Martin and Appollonia Trost’s second son Johann (Hans/ Joannes) was born in Dettingen an der Erms in February of 1557. In 1584, at age twenty-seven, he married Barbara Stanger(s), twenty-one year old daughter of Jakob, at the parish Lutheran church, Michaelskirche.
“Hans (Johannes/Joannes) Trost, Martin Trost’s unmarried pewterer son, and Barbara, Jacob Stanger’s unmarried daughter, both from Tettingen, got married on May 5, 1584 in Dettingen an der Erms. Image 764.”
Pewterers in Wurttemberg during the 16th and 17th centuries produced a variety of domestic and religious items from pewter, including plates, bowls, cups, and candlesticks, using tools such as hammers, anvils, molds, and lathes. They worked in small workshops located in urban areas, often near markets or other centers of commerce. Pewterers typically worked in small urban areas, in workshops separate from their homes.
According to “Die Zunftordnungen des Herzogtums Württemberg” by Ernst Günter Krenz, pewterers were organized into a guild, or zunft, which regulated their work and protected their interests. And, historian Wolfgang Lefèvre notes that the guilds regulated their work and ensured quality control. These guilds also dictated the locations where pewterers could set up their workshops, typically in designated areas of town. Lefèvre writes: “Most towns had ordinances specifying that workshops had to be located in certain districts, often in the vicinity of the city wall or a particular market” (p. 61).
The guild regulations contained strict regulations, and apprenticeship lasted up to six years, which was followed by a period of travel. Only apprentices who could prove that they had a legitimate birth were trained. To qualify a journeyman’s piece was required, and in order to become a master, different requirements existed in the different regions.
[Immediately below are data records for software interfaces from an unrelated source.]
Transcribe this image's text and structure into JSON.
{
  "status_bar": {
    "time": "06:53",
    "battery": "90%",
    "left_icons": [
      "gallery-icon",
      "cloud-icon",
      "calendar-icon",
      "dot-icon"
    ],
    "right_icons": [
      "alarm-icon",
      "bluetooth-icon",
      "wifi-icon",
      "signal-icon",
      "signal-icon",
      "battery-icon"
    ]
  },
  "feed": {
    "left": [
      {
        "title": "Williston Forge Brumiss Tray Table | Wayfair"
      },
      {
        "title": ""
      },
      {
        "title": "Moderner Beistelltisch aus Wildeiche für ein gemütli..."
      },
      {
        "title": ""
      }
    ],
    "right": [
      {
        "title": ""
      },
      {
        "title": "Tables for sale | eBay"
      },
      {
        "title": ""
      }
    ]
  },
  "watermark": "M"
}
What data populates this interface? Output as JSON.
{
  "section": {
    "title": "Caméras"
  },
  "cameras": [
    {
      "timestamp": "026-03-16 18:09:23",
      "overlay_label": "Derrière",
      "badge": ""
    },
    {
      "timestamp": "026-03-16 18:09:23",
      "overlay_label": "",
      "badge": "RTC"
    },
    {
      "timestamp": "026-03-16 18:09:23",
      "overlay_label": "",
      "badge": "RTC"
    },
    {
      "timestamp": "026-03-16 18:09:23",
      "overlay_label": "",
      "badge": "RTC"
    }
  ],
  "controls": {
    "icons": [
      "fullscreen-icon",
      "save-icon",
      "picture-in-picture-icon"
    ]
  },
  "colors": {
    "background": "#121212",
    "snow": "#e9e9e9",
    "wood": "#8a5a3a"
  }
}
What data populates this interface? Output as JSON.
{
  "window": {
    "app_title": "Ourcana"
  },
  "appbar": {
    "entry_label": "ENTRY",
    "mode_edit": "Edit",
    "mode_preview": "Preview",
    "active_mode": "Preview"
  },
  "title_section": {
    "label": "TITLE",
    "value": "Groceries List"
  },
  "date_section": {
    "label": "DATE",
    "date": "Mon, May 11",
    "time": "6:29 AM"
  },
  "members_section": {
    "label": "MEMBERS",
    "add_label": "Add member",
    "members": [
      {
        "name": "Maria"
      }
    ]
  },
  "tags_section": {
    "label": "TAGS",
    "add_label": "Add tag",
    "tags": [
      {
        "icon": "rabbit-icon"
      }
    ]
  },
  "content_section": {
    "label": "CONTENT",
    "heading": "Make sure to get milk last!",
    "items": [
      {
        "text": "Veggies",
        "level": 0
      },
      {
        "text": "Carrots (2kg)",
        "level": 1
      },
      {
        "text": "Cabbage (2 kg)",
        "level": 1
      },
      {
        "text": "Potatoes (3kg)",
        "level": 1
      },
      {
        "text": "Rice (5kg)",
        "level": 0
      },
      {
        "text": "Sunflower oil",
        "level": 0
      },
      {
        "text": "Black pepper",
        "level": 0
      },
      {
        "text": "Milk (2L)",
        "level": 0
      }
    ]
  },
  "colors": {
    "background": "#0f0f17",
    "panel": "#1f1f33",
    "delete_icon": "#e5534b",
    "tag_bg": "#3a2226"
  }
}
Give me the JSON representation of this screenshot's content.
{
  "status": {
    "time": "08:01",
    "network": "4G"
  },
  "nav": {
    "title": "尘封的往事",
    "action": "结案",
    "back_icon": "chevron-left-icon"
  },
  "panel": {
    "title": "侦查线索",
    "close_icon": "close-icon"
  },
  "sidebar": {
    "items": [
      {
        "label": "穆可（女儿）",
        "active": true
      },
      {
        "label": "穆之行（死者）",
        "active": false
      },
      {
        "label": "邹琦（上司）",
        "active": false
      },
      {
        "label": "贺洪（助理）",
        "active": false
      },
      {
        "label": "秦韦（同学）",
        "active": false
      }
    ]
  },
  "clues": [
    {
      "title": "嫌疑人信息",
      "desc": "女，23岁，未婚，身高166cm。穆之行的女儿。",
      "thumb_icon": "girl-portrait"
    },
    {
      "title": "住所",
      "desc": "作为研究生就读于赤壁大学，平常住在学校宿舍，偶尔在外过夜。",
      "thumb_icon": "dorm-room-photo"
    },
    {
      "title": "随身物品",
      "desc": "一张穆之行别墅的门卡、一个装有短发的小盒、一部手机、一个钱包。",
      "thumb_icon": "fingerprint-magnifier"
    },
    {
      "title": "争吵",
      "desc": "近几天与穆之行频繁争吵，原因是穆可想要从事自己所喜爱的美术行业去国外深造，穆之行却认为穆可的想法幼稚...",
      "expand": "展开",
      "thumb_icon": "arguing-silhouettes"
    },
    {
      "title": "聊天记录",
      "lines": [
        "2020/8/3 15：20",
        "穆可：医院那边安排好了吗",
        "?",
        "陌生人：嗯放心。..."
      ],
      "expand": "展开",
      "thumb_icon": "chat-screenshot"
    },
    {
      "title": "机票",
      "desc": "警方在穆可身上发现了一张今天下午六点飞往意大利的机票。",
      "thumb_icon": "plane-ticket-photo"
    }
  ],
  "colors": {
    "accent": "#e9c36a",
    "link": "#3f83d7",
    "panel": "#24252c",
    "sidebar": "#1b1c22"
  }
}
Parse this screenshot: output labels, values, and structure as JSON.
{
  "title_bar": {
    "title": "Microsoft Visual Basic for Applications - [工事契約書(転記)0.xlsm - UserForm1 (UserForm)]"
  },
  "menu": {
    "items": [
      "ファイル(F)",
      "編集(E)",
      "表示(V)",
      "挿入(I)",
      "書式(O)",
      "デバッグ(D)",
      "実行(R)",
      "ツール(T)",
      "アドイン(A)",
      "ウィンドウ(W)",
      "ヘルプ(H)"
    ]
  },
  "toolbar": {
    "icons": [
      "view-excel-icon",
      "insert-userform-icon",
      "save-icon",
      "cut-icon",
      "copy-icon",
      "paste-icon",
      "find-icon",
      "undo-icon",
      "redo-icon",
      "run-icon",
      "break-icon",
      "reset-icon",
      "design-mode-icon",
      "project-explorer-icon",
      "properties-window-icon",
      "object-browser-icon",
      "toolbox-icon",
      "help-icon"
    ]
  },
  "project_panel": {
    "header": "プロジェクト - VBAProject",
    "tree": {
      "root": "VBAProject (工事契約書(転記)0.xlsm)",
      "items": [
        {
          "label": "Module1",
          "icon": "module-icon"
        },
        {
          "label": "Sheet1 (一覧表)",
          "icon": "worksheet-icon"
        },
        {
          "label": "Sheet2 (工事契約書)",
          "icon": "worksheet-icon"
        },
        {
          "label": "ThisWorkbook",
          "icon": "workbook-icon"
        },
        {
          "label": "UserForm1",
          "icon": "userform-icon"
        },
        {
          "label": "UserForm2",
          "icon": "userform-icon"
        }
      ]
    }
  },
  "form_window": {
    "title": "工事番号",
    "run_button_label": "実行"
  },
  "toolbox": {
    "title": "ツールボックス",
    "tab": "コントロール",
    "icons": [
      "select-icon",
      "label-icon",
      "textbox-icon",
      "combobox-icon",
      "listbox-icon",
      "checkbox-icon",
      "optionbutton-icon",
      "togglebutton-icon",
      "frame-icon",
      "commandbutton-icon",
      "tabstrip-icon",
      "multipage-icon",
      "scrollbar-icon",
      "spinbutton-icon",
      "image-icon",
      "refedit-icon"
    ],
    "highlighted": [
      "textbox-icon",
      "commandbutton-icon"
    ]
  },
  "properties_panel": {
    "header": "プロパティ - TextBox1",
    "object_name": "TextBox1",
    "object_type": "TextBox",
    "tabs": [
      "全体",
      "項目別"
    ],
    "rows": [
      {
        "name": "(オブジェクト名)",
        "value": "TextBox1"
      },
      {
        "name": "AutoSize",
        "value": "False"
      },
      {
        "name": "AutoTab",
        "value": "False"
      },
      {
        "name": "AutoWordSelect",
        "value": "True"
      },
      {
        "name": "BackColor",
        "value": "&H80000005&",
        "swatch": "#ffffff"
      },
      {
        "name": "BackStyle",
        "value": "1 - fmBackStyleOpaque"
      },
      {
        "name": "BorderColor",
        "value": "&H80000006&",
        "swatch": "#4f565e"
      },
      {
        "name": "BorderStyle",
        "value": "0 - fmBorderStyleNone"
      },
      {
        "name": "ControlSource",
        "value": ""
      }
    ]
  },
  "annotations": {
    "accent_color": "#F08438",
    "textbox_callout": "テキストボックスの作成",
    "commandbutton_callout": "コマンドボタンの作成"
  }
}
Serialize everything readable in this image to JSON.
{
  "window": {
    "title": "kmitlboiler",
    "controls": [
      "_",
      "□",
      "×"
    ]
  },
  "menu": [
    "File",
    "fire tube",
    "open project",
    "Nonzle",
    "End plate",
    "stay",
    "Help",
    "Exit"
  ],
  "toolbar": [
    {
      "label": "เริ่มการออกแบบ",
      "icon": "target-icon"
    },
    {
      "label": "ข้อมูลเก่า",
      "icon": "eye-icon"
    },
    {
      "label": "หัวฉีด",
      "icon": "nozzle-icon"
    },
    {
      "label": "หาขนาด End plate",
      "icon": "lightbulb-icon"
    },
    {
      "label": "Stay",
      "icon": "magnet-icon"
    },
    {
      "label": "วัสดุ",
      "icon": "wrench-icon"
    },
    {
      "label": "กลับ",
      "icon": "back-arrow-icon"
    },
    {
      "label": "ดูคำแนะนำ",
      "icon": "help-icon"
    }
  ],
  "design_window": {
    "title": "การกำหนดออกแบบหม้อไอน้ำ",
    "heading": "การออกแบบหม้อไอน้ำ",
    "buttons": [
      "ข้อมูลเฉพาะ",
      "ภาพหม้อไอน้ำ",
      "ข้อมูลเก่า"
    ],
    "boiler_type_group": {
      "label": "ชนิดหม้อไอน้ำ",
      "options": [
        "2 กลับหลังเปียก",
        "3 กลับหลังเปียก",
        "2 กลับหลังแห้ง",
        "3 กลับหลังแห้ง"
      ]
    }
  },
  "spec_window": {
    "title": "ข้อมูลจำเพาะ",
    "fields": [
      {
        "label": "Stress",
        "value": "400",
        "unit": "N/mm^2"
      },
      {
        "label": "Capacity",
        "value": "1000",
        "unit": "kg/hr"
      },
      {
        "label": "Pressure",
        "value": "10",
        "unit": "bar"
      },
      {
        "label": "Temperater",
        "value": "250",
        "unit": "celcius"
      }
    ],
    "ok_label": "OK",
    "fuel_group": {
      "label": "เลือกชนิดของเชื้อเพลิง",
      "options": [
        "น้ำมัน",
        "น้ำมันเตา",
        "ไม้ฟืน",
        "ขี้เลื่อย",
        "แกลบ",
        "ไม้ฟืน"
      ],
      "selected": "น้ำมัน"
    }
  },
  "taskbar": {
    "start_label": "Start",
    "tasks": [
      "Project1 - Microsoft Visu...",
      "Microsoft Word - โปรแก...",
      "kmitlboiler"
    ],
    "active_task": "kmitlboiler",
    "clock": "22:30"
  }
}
The apprenticeship lasted up to six years, which was followed by a period of travel, which was initially six years and later shortened to two years. Only apprentices who could prove that they had a legitimate birth were trained . To qualify a journeyman’s piece was required. For example in Friesland would require one teapot. And, in order to become a master there were different requirements in the different regions: In 1375 in Hamburg it was one bowl. In 1517 & 1589 Regensburg & Augsburg respectively it was one jug, bowl, and watering barrel. In Desden and Breslau you had to make four masterpieces.
Pewterers were required to serve as jurors and town council members, suggesting that they held a position of some social and political importance in their communities.
In the town of Dettingen an der Erms in the late 1500s, pewterers would have occupied a position somewhere between the lower and middle classes in the socio-economic hierarchy. They were not as wealthy or influential as the town’s leading merchants and officials, but they were generally more prosperous than laborers and artisans in other trades.
Pewterers were considered skilled artisans and were respected members of their communities. According to a study of 16th-century Wurttemberg society by historian Steven Ozment, “Skilled artisans such as weavers, tailors, shoemakers, pewterers, and locksmiths were respected members of society and enjoyed a measure of economic security.” (Ozment, Steven. The Age of Reform, 1250-1550: An Intellectual and Religious History of Late Medieval and Reformation Europe. Yale University Press, 1980, p. 269.)
Read more about the Trost family story: The Trost Families of Swabia on the “Römerstraße” or “Römerweg” (Roman road) And, here’s a teaser for Part 2 of their story: a Teaser for Part 2 of The Trosts now of Dettingen an der Erms, 1557
– Ozment, Steven. The Age of Reform, 1250-1550: An Intellectual and Religious History of Late Medieval and Reformation Europe. Yale University Press, 1980.
– Württembergisches Landesmuseum Stuttgart. “Pewter in Wurttemberg.” https://www.landesmuseum-stuttgart.de/en/exhibitions/pewter-in-wuerttemberg/